━━━ RECORDS FOR THIS TASK ━━━
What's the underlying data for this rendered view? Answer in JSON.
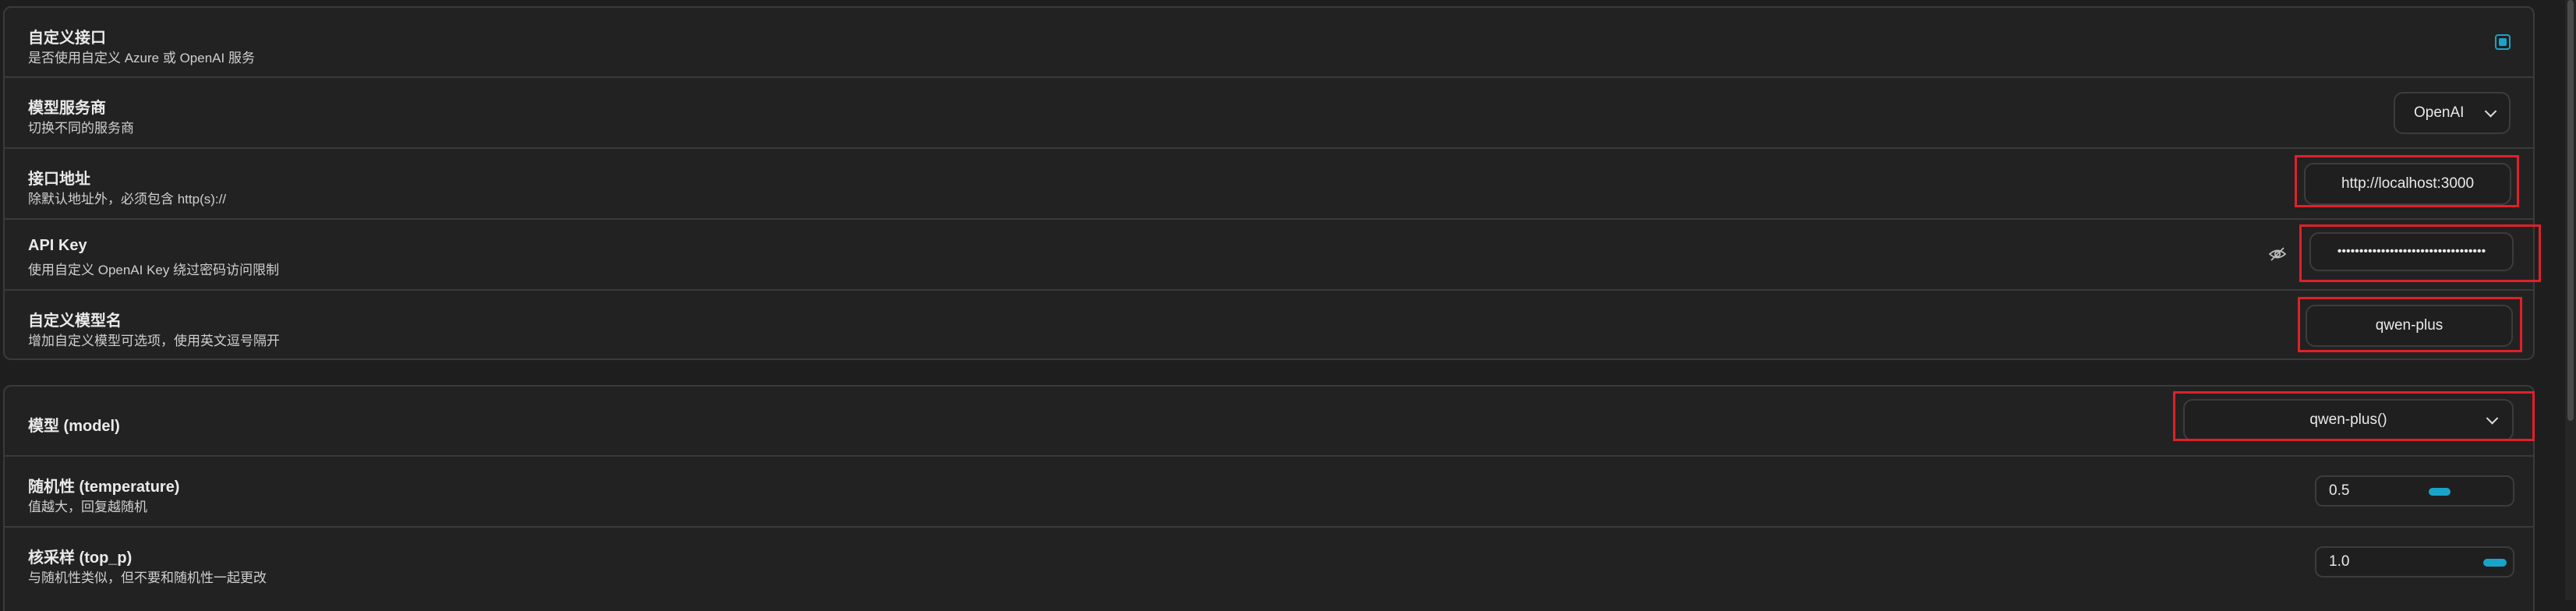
{
  "settings_card_1": {
    "rows": [
      {
        "title": "自定义接口",
        "subtitle": "是否使用自定义 Azure 或 OpenAI 服务"
      },
      {
        "title": "模型服务商",
        "subtitle": "切换不同的服务商",
        "value": "OpenAI"
      },
      {
        "title": "接口地址",
        "subtitle": "除默认地址外，必须包含 http(s)://",
        "value": "http://localhost:3000"
      },
      {
        "title": "API Key",
        "subtitle": "使用自定义 OpenAI Key 绕过密码访问限制",
        "value": "••••••••••••••••••••••••••••••••••"
      },
      {
        "title": "自定义模型名",
        "subtitle": "增加自定义模型可选项，使用英文逗号隔开",
        "value": "qwen-plus"
      }
    ]
  },
  "settings_card_2": {
    "rows": [
      {
        "title": "模型 (model)",
        "value": "qwen-plus()"
      },
      {
        "title": "随机性 (temperature)",
        "subtitle": "值越大，回复越随机",
        "value": "0.5",
        "slider_level": 0.5
      },
      {
        "title": "核采样 (top_p)",
        "subtitle": "与随机性类似，但不要和随机性一起更改",
        "value": "1.0",
        "slider_level": 1.0
      }
    ]
  },
  "colors": {
    "accent": "#1aa3c9",
    "highlight": "#e0202a",
    "background": "#1e1e1e",
    "card": "#222222",
    "border": "#3a3a3a"
  }
}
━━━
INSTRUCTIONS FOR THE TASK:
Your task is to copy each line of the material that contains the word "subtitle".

SOLUTION TO THIS PROBLEM:
        "subtitle": "是否使用自定义 Azure 或 OpenAI 服务"
        "subtitle": "切换不同的服务商",
        "subtitle": "除默认地址外，必须包含 http(s)://",
        "subtitle": "使用自定义 OpenAI Key 绕过密码访问限制",
        "subtitle": "增加自定义模型可选项，使用英文逗号隔开",
        "subtitle": "值越大，回复越随机",
        "subtitle": "与随机性类似，但不要和随机性一起更改",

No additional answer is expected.